New from Film Movement this month is a Blu-Ray of MR. TOPAZE (97 mins., 1961), a “long lost” Peter Sellers comedy starring Sellers as a French schoolmaster who tries to hold to his laurels after he refuses to change the failing grade of one of his students. Nadia Gray plays an actress who convinces her lover – a city council member played by Herbert Lom – to hire him in an effort to exploit his honesty in this adaptation of a Marcel Pagnol play, written and produced by Pierre Rouve. Sellers directed and stars opposite his future “Pink Panther” cast mate Lom in this film co-starring Leo McKern, Billie Whitelaw and Michael Gough – a great cast that only fares moderately well with this low-simmering material. Film Movement’s Blu-Ray brings the BFI 2K digital restoration of the film to the U.S. and adds a 24-page booklet, a 1951 Sellers/Spike Milligan short “Let’s Go Crazy,” plus a Kat Ellinger video essay on Pagnol and a 2019 interview with McKern’s daughter Abigail. Not a classic, but worth seeing for Sellers fans just the same.

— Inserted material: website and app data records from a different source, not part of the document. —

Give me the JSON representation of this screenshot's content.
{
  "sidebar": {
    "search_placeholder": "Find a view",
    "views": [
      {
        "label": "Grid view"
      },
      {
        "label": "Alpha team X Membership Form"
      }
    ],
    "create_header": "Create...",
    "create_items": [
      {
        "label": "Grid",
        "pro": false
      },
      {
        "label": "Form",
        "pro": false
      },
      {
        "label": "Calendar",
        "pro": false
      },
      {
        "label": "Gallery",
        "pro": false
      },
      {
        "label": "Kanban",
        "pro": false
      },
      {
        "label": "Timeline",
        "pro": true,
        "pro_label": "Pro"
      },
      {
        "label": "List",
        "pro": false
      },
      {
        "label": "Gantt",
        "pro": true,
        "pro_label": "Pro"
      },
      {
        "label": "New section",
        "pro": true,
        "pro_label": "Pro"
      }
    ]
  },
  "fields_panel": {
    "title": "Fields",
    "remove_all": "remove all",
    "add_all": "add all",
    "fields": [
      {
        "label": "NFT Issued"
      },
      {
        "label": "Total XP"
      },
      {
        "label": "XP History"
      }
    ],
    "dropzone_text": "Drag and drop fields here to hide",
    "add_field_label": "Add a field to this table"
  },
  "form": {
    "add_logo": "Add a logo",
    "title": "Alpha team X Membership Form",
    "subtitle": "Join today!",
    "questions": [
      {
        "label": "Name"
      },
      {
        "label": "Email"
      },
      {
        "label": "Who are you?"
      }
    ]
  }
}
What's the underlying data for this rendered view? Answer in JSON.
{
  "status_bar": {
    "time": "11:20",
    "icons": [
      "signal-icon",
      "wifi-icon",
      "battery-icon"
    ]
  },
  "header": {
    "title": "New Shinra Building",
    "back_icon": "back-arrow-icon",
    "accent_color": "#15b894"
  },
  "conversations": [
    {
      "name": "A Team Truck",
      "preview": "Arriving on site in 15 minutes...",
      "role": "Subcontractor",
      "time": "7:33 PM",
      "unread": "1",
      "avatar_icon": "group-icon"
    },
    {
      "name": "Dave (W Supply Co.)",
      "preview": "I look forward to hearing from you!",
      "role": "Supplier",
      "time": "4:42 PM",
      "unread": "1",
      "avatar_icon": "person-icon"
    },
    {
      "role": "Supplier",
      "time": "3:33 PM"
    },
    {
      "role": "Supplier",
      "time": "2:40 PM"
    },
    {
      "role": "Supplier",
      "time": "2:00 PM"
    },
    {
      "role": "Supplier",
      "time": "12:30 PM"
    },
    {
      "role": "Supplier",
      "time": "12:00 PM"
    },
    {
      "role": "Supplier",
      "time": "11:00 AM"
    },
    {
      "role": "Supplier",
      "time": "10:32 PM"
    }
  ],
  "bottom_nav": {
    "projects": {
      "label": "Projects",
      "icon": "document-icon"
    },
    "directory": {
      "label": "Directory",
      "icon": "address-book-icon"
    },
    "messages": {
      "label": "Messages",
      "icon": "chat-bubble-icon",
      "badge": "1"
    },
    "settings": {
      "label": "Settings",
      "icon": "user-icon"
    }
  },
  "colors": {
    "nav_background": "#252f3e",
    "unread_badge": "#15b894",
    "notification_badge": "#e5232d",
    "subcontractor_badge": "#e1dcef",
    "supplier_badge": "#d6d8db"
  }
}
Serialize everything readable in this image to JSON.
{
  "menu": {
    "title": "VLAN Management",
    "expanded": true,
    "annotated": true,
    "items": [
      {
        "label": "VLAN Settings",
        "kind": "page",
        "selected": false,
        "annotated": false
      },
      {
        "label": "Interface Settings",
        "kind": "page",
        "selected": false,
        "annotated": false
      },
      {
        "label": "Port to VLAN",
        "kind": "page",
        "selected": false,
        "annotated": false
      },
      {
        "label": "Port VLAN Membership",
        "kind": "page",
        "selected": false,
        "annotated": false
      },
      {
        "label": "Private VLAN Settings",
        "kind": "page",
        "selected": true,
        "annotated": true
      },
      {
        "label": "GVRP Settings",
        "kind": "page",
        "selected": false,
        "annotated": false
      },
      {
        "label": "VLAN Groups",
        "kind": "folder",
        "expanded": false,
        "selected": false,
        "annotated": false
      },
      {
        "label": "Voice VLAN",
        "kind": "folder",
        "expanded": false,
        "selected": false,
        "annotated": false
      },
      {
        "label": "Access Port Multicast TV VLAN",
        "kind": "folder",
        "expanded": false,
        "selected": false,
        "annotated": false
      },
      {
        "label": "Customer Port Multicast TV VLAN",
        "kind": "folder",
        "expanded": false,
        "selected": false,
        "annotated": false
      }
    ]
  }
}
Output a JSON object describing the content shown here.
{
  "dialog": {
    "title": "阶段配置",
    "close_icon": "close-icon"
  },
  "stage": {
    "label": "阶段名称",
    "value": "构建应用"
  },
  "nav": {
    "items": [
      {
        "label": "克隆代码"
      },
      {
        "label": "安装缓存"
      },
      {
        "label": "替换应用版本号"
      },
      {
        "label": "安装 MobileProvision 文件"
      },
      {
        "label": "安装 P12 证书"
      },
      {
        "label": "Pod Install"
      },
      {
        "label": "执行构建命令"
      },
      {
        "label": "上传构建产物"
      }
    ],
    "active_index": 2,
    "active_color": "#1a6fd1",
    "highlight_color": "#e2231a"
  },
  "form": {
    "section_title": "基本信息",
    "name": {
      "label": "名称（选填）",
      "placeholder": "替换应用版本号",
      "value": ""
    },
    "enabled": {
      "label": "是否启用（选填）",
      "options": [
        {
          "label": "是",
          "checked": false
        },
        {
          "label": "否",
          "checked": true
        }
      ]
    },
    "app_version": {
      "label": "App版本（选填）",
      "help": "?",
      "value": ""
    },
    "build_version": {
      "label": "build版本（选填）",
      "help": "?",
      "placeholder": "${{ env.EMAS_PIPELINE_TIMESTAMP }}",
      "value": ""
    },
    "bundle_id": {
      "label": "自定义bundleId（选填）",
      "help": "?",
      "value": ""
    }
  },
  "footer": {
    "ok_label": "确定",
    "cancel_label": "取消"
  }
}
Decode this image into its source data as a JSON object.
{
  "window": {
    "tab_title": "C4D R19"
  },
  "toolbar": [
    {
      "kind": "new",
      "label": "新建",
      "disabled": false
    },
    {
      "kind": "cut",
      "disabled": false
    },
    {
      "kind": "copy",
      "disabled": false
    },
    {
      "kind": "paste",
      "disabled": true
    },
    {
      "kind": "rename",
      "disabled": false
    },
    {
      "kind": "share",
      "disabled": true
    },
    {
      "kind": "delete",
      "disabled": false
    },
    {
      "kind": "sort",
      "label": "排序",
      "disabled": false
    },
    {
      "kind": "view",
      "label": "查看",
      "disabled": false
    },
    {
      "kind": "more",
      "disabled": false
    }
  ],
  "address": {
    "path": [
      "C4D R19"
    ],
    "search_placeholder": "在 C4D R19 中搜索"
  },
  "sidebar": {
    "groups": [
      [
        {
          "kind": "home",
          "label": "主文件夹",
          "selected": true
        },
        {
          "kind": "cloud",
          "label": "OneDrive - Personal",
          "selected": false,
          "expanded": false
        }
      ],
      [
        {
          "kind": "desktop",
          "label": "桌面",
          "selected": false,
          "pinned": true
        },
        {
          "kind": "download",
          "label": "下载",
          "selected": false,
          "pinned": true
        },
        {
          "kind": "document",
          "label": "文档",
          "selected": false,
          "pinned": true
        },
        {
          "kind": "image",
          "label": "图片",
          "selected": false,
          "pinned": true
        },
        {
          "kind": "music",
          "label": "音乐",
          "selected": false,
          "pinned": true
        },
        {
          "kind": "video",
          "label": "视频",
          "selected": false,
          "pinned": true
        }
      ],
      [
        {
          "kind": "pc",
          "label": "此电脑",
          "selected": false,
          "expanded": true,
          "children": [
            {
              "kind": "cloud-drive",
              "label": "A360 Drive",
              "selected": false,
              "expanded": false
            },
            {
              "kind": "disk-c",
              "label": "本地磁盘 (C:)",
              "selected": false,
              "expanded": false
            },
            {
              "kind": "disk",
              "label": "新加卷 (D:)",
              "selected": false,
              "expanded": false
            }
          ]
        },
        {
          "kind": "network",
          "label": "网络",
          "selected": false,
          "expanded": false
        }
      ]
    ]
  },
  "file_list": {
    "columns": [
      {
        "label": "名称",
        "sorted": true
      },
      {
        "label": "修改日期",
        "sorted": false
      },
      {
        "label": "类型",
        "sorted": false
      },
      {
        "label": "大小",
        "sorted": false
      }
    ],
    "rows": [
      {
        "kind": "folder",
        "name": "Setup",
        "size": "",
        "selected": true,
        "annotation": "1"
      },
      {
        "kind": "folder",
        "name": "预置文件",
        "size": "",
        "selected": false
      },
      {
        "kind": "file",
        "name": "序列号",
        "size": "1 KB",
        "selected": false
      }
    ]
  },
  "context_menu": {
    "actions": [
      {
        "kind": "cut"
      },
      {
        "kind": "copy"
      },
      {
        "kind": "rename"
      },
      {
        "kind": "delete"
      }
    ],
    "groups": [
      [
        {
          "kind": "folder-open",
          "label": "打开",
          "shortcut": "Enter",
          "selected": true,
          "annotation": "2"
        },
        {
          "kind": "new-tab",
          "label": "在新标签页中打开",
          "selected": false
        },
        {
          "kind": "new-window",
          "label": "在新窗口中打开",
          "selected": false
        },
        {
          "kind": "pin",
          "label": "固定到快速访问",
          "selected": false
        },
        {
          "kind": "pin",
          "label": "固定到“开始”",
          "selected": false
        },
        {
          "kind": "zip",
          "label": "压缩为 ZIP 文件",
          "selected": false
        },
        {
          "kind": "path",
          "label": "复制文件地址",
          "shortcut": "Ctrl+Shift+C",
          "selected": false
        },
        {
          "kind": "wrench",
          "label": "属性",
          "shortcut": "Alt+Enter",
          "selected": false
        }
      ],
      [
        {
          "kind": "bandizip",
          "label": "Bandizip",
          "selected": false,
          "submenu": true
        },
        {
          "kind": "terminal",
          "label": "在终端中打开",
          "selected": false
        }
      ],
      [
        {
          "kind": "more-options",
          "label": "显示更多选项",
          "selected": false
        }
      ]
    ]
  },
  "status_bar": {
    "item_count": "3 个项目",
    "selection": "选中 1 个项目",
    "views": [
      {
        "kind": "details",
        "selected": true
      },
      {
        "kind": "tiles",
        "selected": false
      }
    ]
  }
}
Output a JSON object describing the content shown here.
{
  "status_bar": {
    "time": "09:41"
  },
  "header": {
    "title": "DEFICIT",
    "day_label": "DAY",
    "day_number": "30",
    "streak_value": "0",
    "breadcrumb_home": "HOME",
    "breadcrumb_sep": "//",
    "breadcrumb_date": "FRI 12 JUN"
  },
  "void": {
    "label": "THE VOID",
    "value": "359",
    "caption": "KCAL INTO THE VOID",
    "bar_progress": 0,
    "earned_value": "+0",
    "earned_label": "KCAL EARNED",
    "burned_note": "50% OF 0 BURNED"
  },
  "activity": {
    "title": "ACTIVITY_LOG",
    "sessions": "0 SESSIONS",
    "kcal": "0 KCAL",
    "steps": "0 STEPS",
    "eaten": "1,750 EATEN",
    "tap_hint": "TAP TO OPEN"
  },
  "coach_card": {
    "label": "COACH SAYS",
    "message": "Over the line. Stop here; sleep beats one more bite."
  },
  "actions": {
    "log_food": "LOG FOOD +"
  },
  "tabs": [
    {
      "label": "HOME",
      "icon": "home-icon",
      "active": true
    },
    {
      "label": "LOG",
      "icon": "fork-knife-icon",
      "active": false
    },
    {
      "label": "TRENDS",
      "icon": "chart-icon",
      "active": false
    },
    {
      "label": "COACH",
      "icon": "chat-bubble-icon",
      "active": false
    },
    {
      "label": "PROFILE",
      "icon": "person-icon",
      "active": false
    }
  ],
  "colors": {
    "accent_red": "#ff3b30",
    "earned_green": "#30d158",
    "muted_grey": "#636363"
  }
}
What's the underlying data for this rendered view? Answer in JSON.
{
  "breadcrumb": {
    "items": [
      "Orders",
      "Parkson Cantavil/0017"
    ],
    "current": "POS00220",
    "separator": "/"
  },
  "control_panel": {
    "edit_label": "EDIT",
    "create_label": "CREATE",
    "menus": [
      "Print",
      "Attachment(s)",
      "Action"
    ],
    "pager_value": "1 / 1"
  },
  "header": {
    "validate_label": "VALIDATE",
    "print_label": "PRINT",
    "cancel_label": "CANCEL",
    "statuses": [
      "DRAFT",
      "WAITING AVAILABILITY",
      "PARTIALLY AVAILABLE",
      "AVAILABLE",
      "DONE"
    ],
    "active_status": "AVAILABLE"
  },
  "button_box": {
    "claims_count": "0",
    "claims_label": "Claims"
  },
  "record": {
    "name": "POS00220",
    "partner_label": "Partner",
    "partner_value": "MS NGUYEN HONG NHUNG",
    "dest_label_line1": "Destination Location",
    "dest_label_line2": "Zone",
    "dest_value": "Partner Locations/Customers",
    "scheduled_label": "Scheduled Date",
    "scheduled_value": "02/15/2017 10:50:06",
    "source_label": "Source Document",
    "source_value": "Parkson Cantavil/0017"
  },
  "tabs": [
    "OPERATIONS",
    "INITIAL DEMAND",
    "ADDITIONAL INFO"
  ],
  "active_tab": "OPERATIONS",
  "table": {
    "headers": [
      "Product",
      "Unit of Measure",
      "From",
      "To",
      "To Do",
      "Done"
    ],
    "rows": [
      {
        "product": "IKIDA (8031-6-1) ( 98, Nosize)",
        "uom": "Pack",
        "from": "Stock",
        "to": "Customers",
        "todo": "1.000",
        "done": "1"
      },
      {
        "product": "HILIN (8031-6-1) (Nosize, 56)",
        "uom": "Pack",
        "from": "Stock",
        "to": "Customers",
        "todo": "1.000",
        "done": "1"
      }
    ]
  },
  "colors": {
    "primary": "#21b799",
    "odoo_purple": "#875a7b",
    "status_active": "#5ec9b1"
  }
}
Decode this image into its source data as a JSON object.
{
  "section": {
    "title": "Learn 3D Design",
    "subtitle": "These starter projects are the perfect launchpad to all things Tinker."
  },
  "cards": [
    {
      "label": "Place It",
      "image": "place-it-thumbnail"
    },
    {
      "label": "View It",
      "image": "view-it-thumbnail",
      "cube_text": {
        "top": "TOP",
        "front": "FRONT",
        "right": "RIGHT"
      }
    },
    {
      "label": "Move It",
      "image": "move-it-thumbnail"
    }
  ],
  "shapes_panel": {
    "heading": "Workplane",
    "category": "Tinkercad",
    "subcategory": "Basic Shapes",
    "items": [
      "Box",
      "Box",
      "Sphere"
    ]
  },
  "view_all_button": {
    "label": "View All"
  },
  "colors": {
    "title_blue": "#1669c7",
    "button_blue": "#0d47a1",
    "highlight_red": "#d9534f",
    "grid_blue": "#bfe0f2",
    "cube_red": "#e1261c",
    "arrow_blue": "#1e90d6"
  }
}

THE CROWN Complete Third Season Blu-Ray (547 mins., 2019; Sony): Season three of the acclaimed, award-winning series traces the life of Queen Elizabeth II (Olivia Colman) from her 1947 wedding through 1977, covering a lot of major dramatic ground (Winston Churchill’s funeral, Apollo 11 moon landing, Prince Charles’ positioning as the Prince of Wales) in the process. Superb performances from Colman and Tobias Menzies help lead the new cast in this latest incarnation of “The Crown,” presented here in a terrific Sony box-set. The Blu-Ray includes 1080p (2:1) transfers, 5.1 DTS MA sound, a photo gallery and three featurettes, all of which provide insight into the series’ production.
MISBEHAVIOUR Blu-Ray (106 mins., 2019, Not Rated; Shout! Factory): The true story behind the disruption of the 1970 Miss World pageant on behalf of the Women’s Liberation Movement – as well as the first crowning of the pageant’s first contestant of color – forms of the basis of Philipa Lowthrope’s film. This Pathe/BBC production stars Keira Knightley, Gugu Mbatha-Raw and Greg Kinnear and debuts this month on Blu-Ray from Shout (2.39, 5.1 DTS MA/2.0 DTS MA) with cast interviews, featurettes and the trailer on the supplemental side.
BLACKBIRD Blu-Ray (98 mins., 2019, R; Screen Media): “Cruel Intentions” director Roger Michell helmed this character drama about a couple (Susan Sarandon, Sam Neill) who gather their family together after Sarandon’s matriarch decides to tell them she’s ending her battle against ALS. Sensitive performances inform “Blackbird,” which debuts on Blu-Ray from Screen Media featuring a 1080p (2.40) transfer and 5.1/2.0 soundtracks.
HOSTS DVD (89 mins., 2020, Not Rated; Dark Sky/MPI): An older couple invites a young couple over for Christmas Eve dinner – only to find out they’re invaders from another galaxy, using them as a springboard for extraterrestrial invasion. This low-key horror outing from directors Adam Leader and Richard Oakes is new on DVD (2.39) with 5.1/2.0 audio, behind-the-scenes material, interviews and the trailer.